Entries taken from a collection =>
━━━━━━━━━━━━━━━━━━━━

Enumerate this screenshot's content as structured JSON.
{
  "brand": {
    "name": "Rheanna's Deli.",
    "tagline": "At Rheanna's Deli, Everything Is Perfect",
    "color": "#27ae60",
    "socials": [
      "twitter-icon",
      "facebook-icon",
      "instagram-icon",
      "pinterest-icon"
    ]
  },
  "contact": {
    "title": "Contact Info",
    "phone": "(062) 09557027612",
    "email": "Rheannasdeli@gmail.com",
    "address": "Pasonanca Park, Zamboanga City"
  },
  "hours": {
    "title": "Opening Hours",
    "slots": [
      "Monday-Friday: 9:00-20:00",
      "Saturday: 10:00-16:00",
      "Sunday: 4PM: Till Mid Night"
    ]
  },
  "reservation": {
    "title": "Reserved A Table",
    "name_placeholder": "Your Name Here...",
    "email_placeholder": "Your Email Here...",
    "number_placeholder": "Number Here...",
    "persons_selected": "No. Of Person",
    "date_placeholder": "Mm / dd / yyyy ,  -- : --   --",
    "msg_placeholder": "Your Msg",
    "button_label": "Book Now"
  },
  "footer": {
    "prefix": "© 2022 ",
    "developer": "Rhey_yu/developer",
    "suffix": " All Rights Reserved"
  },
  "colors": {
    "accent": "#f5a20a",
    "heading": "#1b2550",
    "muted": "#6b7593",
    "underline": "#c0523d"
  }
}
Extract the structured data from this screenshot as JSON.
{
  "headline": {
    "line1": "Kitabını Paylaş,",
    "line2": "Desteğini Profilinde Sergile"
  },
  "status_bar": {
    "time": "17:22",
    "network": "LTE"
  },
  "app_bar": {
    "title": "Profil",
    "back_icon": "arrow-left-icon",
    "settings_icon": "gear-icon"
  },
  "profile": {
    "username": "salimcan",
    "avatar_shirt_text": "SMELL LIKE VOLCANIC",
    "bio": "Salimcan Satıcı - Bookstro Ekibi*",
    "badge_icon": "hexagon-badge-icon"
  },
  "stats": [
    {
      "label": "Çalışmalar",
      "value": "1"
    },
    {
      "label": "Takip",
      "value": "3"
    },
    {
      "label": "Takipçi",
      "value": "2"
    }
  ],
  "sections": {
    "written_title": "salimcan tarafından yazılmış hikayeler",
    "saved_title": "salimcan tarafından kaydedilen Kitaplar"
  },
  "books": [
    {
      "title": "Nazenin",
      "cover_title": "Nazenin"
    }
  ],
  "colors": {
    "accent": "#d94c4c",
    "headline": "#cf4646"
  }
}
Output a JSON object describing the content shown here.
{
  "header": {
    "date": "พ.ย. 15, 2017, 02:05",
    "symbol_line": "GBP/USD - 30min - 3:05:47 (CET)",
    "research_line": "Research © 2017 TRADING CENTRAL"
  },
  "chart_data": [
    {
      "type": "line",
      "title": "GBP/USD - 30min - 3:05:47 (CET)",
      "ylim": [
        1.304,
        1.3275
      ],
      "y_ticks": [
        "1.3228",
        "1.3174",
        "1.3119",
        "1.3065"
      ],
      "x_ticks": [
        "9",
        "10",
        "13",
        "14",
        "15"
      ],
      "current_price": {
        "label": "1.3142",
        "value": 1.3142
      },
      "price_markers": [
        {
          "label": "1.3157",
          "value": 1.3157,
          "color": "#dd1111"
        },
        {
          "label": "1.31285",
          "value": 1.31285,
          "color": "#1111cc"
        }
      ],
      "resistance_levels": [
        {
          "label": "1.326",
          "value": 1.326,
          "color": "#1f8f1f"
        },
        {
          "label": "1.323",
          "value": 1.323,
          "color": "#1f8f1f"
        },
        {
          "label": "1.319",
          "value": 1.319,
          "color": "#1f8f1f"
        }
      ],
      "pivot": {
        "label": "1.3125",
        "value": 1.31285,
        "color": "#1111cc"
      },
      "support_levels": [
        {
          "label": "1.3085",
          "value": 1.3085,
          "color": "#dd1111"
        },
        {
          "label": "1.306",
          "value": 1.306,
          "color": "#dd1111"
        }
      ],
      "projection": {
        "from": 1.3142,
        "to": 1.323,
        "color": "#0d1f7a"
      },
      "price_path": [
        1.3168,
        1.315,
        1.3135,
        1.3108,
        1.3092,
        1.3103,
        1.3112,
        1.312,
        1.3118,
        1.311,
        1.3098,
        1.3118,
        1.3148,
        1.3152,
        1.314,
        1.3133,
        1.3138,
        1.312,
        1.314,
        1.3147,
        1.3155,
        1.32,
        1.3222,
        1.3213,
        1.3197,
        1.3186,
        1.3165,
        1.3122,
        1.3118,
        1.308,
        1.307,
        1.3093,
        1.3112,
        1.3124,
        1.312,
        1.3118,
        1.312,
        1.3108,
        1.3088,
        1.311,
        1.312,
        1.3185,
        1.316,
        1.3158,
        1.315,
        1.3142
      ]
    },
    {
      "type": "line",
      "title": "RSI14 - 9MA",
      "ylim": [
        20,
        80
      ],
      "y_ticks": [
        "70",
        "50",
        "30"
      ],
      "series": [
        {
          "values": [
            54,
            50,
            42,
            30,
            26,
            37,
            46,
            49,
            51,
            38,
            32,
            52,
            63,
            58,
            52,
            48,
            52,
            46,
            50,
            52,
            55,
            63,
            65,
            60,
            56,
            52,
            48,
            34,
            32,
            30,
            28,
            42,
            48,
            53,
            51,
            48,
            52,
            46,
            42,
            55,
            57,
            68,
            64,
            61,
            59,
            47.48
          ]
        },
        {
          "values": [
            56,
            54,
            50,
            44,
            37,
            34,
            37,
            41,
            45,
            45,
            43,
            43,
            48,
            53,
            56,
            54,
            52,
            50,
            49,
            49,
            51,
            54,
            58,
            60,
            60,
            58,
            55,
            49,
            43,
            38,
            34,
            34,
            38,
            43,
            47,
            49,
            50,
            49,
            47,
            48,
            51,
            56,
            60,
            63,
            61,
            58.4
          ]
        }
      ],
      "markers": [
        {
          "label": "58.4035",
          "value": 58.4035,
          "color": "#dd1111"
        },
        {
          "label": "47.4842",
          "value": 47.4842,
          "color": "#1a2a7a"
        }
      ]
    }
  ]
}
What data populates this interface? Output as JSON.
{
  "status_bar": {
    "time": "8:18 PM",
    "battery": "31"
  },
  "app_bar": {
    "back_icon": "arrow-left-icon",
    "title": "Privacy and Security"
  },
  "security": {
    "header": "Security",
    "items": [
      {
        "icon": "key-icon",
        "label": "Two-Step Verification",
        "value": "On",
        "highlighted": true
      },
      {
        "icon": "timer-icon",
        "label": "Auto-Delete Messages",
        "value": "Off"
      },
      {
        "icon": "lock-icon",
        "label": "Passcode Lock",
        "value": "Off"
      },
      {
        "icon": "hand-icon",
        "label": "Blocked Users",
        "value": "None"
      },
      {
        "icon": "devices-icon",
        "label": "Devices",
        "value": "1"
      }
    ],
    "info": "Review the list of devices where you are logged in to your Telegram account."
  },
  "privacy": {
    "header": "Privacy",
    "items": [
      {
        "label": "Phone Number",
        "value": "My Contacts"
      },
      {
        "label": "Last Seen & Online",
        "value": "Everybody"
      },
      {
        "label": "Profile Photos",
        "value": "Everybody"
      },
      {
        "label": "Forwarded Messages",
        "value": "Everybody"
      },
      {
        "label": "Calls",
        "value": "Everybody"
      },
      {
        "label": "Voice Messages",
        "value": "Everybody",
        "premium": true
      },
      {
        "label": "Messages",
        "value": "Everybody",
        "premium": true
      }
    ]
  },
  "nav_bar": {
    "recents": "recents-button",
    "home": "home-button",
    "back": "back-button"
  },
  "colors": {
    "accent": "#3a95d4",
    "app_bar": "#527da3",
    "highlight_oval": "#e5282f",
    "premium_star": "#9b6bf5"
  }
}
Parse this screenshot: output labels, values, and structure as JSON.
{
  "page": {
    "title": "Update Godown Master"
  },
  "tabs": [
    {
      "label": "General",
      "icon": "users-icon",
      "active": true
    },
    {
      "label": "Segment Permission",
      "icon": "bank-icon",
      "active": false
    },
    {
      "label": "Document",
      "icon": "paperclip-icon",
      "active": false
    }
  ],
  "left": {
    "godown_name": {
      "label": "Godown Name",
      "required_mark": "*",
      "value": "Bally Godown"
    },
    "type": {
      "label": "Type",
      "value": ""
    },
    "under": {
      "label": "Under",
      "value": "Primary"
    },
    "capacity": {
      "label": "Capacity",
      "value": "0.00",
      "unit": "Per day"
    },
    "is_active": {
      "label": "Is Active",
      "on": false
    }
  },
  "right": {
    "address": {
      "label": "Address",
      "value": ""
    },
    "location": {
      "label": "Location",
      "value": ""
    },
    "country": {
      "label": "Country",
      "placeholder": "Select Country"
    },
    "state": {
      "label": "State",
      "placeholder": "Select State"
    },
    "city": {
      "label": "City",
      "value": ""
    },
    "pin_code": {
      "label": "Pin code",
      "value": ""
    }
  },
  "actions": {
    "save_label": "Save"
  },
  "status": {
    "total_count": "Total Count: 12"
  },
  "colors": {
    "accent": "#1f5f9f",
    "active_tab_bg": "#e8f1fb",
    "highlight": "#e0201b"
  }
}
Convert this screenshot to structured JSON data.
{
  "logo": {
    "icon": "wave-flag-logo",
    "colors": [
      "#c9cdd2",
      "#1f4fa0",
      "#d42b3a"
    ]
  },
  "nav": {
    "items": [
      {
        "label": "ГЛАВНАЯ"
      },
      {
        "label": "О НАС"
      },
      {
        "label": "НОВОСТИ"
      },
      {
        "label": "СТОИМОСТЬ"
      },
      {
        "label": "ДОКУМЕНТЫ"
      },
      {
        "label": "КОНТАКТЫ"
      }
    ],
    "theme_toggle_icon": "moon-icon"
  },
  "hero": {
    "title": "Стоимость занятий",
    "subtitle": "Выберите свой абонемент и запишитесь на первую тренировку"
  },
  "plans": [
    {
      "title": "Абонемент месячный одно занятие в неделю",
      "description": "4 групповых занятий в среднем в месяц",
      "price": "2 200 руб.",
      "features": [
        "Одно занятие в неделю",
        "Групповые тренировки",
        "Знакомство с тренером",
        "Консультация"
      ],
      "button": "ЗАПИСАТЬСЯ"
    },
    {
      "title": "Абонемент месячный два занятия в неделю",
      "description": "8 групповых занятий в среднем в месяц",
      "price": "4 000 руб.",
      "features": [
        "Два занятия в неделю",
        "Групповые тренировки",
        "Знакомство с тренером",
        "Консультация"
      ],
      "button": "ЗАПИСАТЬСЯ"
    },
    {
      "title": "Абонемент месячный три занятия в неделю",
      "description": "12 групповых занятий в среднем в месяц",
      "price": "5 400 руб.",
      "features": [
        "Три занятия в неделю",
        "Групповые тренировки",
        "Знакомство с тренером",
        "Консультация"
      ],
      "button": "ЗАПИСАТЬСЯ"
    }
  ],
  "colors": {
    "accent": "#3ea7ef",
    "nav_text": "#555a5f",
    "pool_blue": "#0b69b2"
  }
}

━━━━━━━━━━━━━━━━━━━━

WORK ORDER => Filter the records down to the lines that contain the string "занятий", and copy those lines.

ANSWER SECTION =>
    "title": "Стоимость занятий",
      "description": "4 групповых занятий в среднем в месяц",
      "description": "8 групповых занятий в среднем в месяц",
      "description": "12 групповых занятий в среднем в месяц",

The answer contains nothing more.